    "Rand held that we can likewise use observation and logic to arrive at the principle of individual rights. She pointed out that, unlike other animals, man lives by using his mind. Man must act on his reasoning to create the values on which human life depends. That could be as simple as tracking prey, using dried leaves to start a fire, building a hut, or discerning edible berries from poisonous ones. Or it could be as complex as inventing antibiotics, building a gasoline engine, organizing a multinational supply chain, or providing psychological therapy. To create such values and thus live as human beings, people must be free to think and act on their rational judgment—their basic means of living. The evidence of Rand’s experience—first in Soviet Russia, then in the United States—made this vividly clear.

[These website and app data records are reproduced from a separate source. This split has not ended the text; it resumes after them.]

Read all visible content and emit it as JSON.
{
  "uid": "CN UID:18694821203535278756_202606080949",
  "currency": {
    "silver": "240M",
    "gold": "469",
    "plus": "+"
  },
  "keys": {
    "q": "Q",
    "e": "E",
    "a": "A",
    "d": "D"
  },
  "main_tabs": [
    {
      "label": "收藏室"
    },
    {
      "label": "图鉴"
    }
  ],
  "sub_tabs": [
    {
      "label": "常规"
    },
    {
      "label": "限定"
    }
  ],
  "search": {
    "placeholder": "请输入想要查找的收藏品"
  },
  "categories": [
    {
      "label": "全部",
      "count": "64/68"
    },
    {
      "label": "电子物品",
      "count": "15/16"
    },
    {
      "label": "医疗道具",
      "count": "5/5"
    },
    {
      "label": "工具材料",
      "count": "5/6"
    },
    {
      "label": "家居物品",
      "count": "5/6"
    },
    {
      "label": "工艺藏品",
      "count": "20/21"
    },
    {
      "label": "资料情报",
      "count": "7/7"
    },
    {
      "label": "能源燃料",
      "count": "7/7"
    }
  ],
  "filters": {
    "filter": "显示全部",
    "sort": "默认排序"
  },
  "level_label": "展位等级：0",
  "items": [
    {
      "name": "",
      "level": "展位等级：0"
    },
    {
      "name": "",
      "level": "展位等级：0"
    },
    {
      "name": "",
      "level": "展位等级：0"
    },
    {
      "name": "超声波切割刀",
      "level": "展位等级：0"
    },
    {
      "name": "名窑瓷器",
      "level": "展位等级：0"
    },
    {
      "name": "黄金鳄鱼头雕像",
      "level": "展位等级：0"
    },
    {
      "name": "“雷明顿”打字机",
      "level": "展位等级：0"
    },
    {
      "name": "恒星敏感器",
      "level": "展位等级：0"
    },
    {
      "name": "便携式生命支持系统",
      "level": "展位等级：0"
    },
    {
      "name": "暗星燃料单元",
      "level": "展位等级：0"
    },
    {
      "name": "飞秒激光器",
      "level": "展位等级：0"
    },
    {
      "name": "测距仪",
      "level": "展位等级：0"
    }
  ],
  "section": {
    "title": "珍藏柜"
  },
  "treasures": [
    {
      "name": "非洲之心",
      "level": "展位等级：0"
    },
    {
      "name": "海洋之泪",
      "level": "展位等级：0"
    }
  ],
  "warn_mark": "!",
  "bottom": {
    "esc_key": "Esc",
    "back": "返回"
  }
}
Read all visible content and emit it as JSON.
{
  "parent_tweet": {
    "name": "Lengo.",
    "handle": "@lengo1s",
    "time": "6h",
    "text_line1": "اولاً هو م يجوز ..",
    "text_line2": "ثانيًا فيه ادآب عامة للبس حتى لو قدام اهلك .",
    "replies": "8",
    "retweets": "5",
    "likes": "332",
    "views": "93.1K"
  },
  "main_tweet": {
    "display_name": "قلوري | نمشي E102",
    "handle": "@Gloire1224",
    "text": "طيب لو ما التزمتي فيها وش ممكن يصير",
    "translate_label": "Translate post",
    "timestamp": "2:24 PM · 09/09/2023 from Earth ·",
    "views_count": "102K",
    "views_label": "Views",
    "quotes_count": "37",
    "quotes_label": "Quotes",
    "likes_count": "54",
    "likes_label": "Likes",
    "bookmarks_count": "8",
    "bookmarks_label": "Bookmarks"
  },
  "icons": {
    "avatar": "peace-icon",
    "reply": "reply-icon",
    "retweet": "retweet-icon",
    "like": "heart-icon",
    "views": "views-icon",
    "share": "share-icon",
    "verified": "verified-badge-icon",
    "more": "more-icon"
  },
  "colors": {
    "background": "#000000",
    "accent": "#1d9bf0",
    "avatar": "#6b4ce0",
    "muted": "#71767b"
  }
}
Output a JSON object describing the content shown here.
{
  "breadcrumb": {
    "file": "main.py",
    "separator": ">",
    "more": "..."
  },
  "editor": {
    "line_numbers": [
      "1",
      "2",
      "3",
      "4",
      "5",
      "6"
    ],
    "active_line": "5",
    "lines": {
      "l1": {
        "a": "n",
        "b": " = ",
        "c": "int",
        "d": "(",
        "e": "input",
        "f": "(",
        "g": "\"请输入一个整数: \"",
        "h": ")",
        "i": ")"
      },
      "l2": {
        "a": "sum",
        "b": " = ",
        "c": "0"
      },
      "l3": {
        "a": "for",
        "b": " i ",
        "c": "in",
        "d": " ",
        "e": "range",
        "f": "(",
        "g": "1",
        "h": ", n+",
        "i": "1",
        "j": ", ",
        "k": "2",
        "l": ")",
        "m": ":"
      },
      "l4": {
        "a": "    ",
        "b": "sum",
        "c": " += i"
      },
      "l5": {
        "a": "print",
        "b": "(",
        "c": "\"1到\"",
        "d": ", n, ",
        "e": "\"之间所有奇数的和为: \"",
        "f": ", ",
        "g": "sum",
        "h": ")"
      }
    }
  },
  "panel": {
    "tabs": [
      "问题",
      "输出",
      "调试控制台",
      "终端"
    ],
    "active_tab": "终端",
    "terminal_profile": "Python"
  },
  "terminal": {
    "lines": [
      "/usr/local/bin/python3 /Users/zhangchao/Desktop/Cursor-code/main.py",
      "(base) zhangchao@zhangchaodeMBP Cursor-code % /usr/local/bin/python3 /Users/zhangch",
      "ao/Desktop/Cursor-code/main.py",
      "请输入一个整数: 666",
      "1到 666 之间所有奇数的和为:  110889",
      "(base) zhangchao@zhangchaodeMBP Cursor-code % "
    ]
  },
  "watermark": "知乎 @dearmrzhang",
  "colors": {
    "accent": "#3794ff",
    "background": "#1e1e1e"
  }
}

The facts of man’s nature require that he act on his judgment to survive and thrive, and the principle of individual rights identifies this causal relation, just as principles of physics identify causal relations in that field. This is why Rand wrote in 'Atlas Shrugged':
"The source of man’s rights is not divine law or congressional law, but the law of identity. A is A—and Man is Man. Rights are conditions of existence required by man’s nature for his proper survival. If man is to live on earth, it is right for him to use his mind, it is right to act on his own free judgment, it is right to work for his values and to keep the product of his work. If life on earth is his purpose, he has a right to live as a rational being: nature forbids him the irrational. Any group, any gang, any nation that attempts to negate man’s rights, is wrong, which means: is evil, which means: is anti-life."
"This is just an indication of how Rand derived and demonstrated the principle of individual rights. Those interested in learning more should start by reading her essays 'The Objectivist Ethics' and 'Man’s Rights'.”


PaulVD said...

Nonsense. Substitute "ants" for "man":
"If ants are to live on earth, it is right for them to use their minds, it is right to act on their own free judgment, it is right to work for their values and to keep the product of their work."

Except that ants do live on earth, very successfully; but no ant exercises anything like judgment; ants respond to pheromones rather than using rational minds; and the product of an ant's work belongs to the society not to the ant. Humans are not precluded from living like that, and some societies have come pretty close (Sparta?)

I have been deeply suspicious of claims that some social arrangement is a natural law, ever since the Thomists tried to indoctrinate me long ago. Some social arrangements work better than others, but the differences are always very rough and ready, and highly context-dependent. (Feudalism worked well for many centuries, but became inoperable once the Black Death created a shortage of the necessary labour.)

One can support an argument that societies which respect individual rights work better than others that have been tried, particularly under conditions of uncertainty and social change. But I have never seen a remotely convincing argument that certain rights can be derived from the fundamentals of human nature, and Rand offers nothing but assertion.

Terry said...


Ayn Rand's corpus of work not an assertion, it is the most compelling argument for the nature of *man*, the rational animal, and for rights, ever made. When you say "Rand offers nothing but assertion," *that* is an assertion.

MarkT said...

Paul VD - If something "works" better with humans than it does ants, it's precisely because of the fundamentals of human nature, which is different to the nature of ants.